1 out of 5Easy
- Use a hose or another bendable material to outline the shape of the garden. Jenn recommends playing off features of the house and allowing the garden to go far away from the house for added depth. Once the garden has the right shape, use some spray paint to mark the lines.
- Dig out the grass and weeds in the area using the grub hoe. For the edges, cut down using the edging shovel. This should allow for the garden to have a sharp, clean line to define the edge.
- Stage the desired plants throughout the garden. For a Victorian garden, Jenn likes to incorporate symmetry. Choose plants like boxwoods, hydrangeas, lilacs, viburnums, rose of sharons, and azaleas to complement the house style.
- Plant everything. Dig the holes twice as wide and about as deep as the root ball with the digging shovel. Add some compost in the holes before dropping in the plants for added nutrients. Tease the roots slightly before putting each plant in place. Backfill each hole and add a little starter fertilizer around each plant.
- Add a thin layer of mulch over all the plants to keep out weeds and help retain moisture. Use a rake to help spread the mulch throughout the garden.
- Give the plants a good watering.
Jenn installed a variety of plants that she felt were appropriate for a 1900s Victorian. These included green mountain boxwoods, green velvet boxwoods, limelight hydrangeas, viburnums, rose of sharons, and azaleas. These can all be found at nurseries.

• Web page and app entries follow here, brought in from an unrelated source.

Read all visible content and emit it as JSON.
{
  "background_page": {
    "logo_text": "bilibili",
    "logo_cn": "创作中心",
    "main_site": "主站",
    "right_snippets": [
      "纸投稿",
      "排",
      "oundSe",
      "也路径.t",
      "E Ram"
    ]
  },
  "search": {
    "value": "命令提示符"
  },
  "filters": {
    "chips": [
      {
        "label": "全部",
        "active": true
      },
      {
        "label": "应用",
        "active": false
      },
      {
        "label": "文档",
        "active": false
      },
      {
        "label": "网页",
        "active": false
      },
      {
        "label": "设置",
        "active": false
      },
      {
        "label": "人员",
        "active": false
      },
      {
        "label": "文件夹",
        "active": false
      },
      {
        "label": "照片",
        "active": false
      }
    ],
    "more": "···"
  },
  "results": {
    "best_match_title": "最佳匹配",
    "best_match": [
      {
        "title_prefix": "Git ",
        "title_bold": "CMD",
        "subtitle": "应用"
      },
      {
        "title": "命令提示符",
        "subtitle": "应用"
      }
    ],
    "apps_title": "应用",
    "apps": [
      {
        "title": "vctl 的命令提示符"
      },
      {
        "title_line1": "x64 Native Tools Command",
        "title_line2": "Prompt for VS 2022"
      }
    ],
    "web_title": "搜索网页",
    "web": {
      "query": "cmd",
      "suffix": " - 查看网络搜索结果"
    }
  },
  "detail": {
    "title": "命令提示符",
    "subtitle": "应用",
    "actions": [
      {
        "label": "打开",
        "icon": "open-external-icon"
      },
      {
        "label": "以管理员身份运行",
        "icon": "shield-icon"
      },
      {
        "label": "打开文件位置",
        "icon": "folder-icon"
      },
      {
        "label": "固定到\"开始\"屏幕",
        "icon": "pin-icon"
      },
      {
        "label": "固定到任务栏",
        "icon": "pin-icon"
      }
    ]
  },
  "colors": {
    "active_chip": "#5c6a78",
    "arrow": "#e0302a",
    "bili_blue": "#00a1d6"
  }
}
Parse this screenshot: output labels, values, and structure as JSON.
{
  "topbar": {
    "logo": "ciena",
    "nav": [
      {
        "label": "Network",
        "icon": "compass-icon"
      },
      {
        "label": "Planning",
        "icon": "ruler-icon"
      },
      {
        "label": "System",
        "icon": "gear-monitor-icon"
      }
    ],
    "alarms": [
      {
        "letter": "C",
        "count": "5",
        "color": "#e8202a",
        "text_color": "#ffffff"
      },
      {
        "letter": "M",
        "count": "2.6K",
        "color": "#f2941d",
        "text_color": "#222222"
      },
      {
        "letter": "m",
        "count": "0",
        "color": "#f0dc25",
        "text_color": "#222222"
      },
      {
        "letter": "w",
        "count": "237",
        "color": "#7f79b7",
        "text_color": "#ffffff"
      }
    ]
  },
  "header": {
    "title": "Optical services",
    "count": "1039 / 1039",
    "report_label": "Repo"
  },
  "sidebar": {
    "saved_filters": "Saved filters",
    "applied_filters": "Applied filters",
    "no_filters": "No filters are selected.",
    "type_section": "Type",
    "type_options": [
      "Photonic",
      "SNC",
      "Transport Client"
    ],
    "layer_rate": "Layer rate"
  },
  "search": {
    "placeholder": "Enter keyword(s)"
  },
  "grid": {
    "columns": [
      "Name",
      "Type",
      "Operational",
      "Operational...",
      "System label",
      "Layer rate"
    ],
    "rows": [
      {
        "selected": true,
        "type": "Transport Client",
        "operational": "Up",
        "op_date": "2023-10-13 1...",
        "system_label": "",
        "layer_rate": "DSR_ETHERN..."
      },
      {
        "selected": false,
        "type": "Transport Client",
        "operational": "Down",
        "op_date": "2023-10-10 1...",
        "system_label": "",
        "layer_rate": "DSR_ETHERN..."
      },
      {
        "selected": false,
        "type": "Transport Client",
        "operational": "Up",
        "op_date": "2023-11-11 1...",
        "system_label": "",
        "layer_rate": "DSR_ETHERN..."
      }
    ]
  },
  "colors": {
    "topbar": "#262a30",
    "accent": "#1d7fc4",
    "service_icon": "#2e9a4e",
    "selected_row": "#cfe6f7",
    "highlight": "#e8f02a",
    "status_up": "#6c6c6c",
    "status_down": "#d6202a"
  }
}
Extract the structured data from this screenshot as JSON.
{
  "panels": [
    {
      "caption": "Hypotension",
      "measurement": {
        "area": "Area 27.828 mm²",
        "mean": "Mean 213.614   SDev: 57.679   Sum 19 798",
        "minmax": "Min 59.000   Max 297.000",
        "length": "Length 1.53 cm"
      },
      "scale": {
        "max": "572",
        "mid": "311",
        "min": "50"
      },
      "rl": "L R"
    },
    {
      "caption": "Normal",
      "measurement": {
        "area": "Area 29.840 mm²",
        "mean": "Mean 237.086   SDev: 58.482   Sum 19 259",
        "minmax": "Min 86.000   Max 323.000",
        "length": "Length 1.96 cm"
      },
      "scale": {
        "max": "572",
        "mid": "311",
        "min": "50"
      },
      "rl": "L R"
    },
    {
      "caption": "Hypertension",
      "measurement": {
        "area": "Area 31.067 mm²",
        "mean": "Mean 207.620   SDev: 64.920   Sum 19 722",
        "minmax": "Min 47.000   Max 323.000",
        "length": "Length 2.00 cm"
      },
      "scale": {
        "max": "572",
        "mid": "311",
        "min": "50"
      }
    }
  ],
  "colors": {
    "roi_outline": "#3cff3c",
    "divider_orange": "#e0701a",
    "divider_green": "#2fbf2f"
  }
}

Expert assistance with this project was provided by Nawada Landscape Design and Forever Green Landscaping.